SUMMIT COUNTY, Utah— As of August 9, 99.64% of Utah continues to be labeled under “severe drought conditions,” and fish populations are taking a significant hit in both Summit and Wasatch County this summer. Utah Department of Wildlife Resources (DWR) is dealing with increased demand for stocking more fish and the decreasing space at their hatcheries due to the shrinking groundwater supply.
DWR’s hatcheries stock more than 1,000 waterbodies in Utah every year. Whether mountain lakes in the high Uintas or blue ribbon fisheries like the Provo River, the supplementing of fish populations has become an essential task for the DWR. The state has 13 hatcheries that stock almost 10 million fish, varying in size from fingerlings to 12-inch rainbow trout.
DWR officials are having to continually adjust stocking strategies as low water in reservoirs and lakes impacts when fish stocking can occur, and lower water supply in hatcheries are forcing their hands to stock earlier than anticipated in the year. This directly affects the survivability of stocked fish who have to deal with a less than ideal food supply, lower water quality in the receiving water, and younger fish may be too small to escape predators.
The Midway Hatchery has had a decreasing amount of available water over the past seven years. Fish runs require six cubic feet per second (CFS) of water flow to run adequately. In Midway, staff has had to deal with flows as low as 3cfs causing difficult conditions for growing or maintaining fish stocks. Staff had resorted to cleaning water wells to recover some flow but had to draw down further to get the same flows that the hatchery was expected to have when it was built.
Challenges at hatcheries have forced the DWR to invest in equipment to maintain enough oxygen saturation, the most significant limiting factor for fish production, for fish to remain healthy. Although technologies such as oxygen injection units, oxygen cones, backup oxygen stones, and aerators successfully create high oxygen saturation levels in the hatchery’s water, these tools require maintenance. This also puts the hatchery in reliance on these technologies and has a tough time should one or more go offline.
One key help hatcheries are receiving is the installation of recirculating aquaculture systems (RAS), which filter out waste and remove carbon dioxide, ammonia, nitrite, and nitrates from the water. A RAS system can reduce water needs by 90%. The problem is that only three of DWR’s hatcheries have the system as they are expensive and labor-intensive.

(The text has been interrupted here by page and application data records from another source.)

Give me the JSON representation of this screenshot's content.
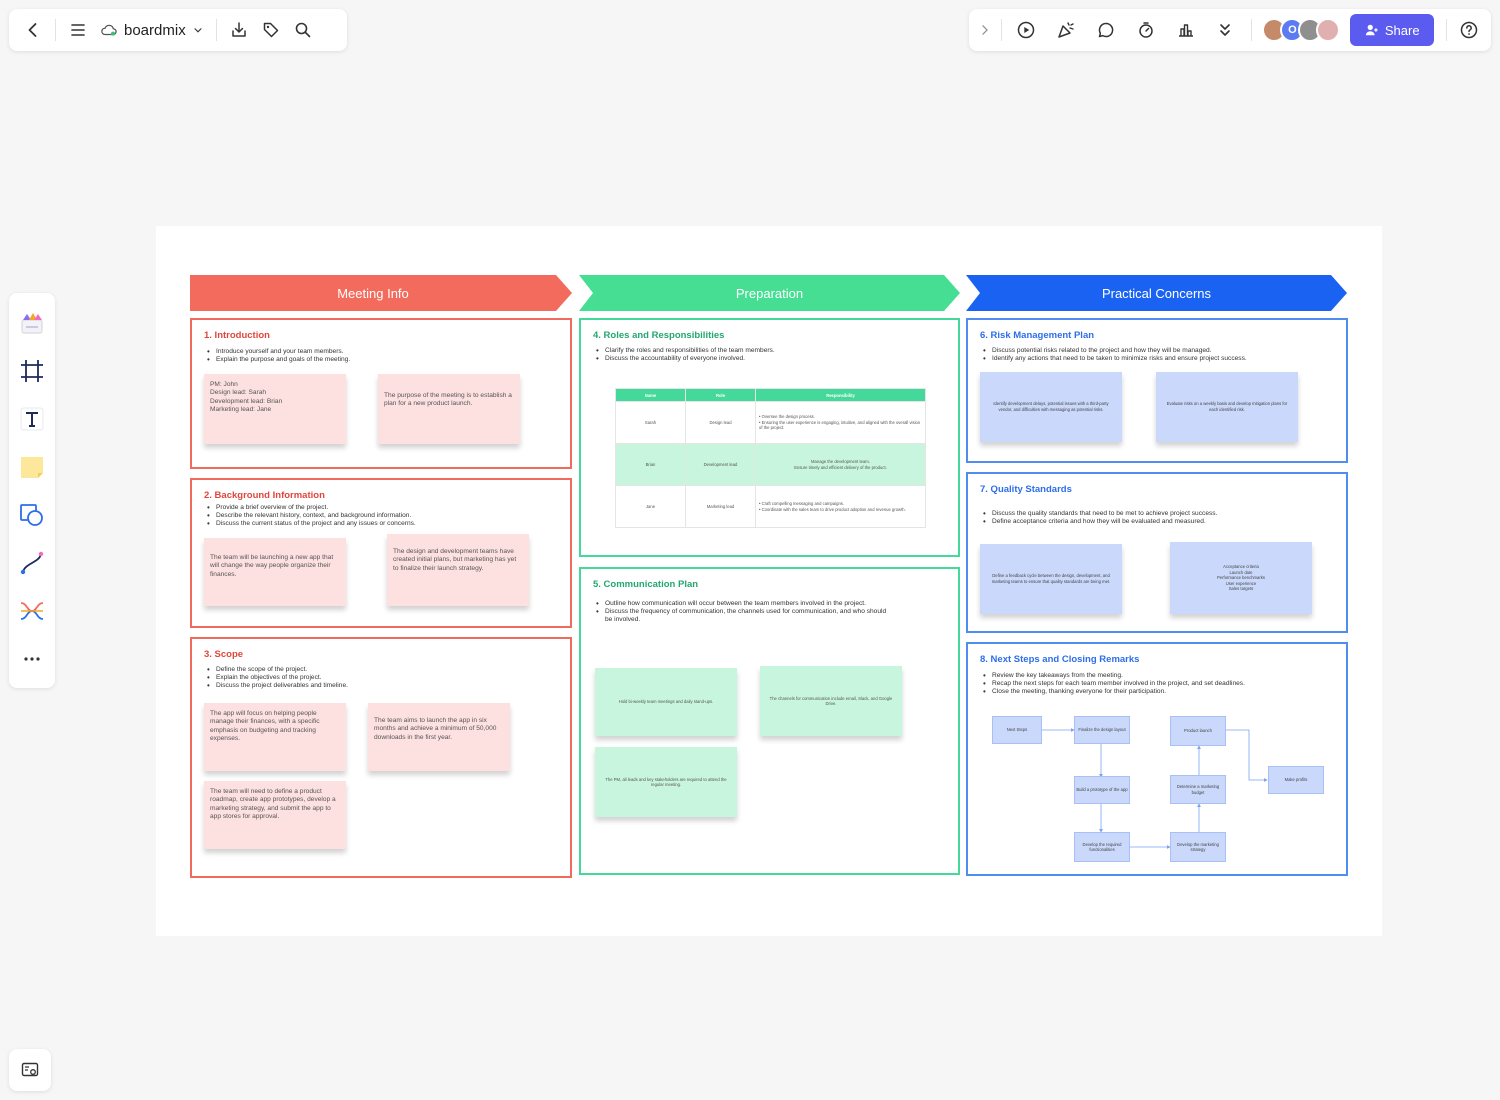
{
  "toolbar": {
    "brand": "boardmix",
    "share_label": "Share",
    "avatars": [
      {
        "label": "",
        "color": "#c48a6a"
      },
      {
        "label": "O",
        "color": "#5b7cf0"
      },
      {
        "label": "",
        "color": "#8f8f8f"
      },
      {
        "label": "",
        "color": "#e0b0b0"
      }
    ]
  },
  "board": {
    "banners": [
      {
        "label": "Meeting Info",
        "color": "#f36b5d"
      },
      {
        "label": "Preparation",
        "color": "#45de93"
      },
      {
        "label": "Practical Concerns",
        "color": "#1a63f2"
      }
    ],
    "introduction": {
      "title": "1.  Introduction",
      "bullets": [
        "Introduce yourself and your team members.",
        "Explain the purpose and goals of the meeting."
      ],
      "notes": [
        "PM: John\nDesign lead: Sarah\nDevelopment lead: Brian\nMarketing lead: Jane",
        "The purpose of the meeting is to establish a plan for a new product launch."
      ]
    },
    "background": {
      "title": "2.  Background Information",
      "bullets": [
        "Provide a brief overview of the project.",
        "Describe the relevant history, context, and background information.",
        "Discuss the current status of the project and any issues or concerns."
      ],
      "notes": [
        "The team will be launching a new app that will change the way people organize their finances.",
        "The design and development teams have created initial plans, but marketing has yet to finalize their launch strategy."
      ]
    },
    "scope": {
      "title": "3.  Scope",
      "bullets": [
        "Define the scope of the project.",
        "Explain the objectives of the project.",
        "Discuss the project deliverables and timeline."
      ],
      "notes": [
        "The app will focus on helping people manage their finances, with a specific emphasis on budgeting and tracking expenses.",
        "The team aims to launch the app in six months and achieve a minimum of 50,000 downloads in the first year.",
        "The team will need to define a product roadmap, create app prototypes, develop a marketing strategy, and submit the app to app stores for approval."
      ]
    },
    "roles": {
      "title": "4.  Roles and Responsibilities",
      "bullets": [
        "Clarify the roles and responsibilities of the team members.",
        "Discuss the accountability of everyone involved."
      ],
      "table": {
        "headers": [
          "Name",
          "Role",
          "Responsibility"
        ],
        "rows": [
          {
            "name": "Sarah",
            "role": "Design lead",
            "resp": [
              "Oversee the design process.",
              "Ensuring the user experience is engaging, intuitive, and aligned with the overall vision of the project."
            ]
          },
          {
            "name": "Brian",
            "role": "Development lead",
            "resp": [
              "Manage the development team.",
              "Ensure timely and efficient delivery of the product."
            ]
          },
          {
            "name": "Jane",
            "role": "Marketing lead",
            "resp": [
              "Craft compelling messaging and campaigns.",
              "Coordinate with the sales team to drive product adoption and revenue growth."
            ]
          }
        ]
      }
    },
    "communication": {
      "title": "5.  Communication Plan",
      "bullets": [
        "Outline how communication will occur between the team members involved in the project.",
        "Discuss the frequency of communication, the channels used for communication, and who should be involved."
      ],
      "notes": [
        "Hold bi-weekly team meetings and daily stand-ups.",
        "The channels for communication include email, Slack, and Google Drive.",
        "The PM, all leads and key stakeholders are required to attend the regular meeting."
      ]
    },
    "risk": {
      "title": "6.  Risk Management Plan",
      "bullets": [
        "Discuss potential risks related to the project and how they will be managed.",
        "Identify any actions that need to be taken to minimize risks and ensure project success."
      ],
      "notes": [
        "Identify development delays, potential issues with a third-party vendor, and difficulties with messaging as potential risks.",
        "Evaluate risks on a weekly basis and develop mitigation plans for each identified risk."
      ]
    },
    "quality": {
      "title": "7.  Quality Standards",
      "bullets": [
        "Discuss the quality standards that need to be met to achieve project success.",
        "Define acceptance criteria and how they will be evaluated and measured."
      ],
      "notes": [
        "Define a feedback cycle between the design, development, and marketing teams to ensure that quality standards are being met.",
        "Acceptance criteria\nLaunch date\nPerformance benchmarks\nUser experience\nSales targets"
      ]
    },
    "next_steps": {
      "title": "8.  Next Steps and Closing Remarks",
      "bullets": [
        "Review the key takeaways from the meeting.",
        "Recap the next steps for each team member involved in the project, and set deadlines.",
        "Close the meeting, thanking everyone for their participation."
      ],
      "flow": [
        "Next Steps",
        "Finalize the design layout",
        "Build a prototype of the app",
        "Develop the required functionalities",
        "Product launch",
        "Determine a marketing budget",
        "Develop the marketing strategy",
        "Make profits"
      ]
    }
  }
}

Ultimately the DWR is focused on repairing decimated fisheries across the state and helping Utah anglers still have a healthy fish population to target. Time will tell how fish populations and the hatcheries that supplement them will deal with Utah’s ever-growing need for water.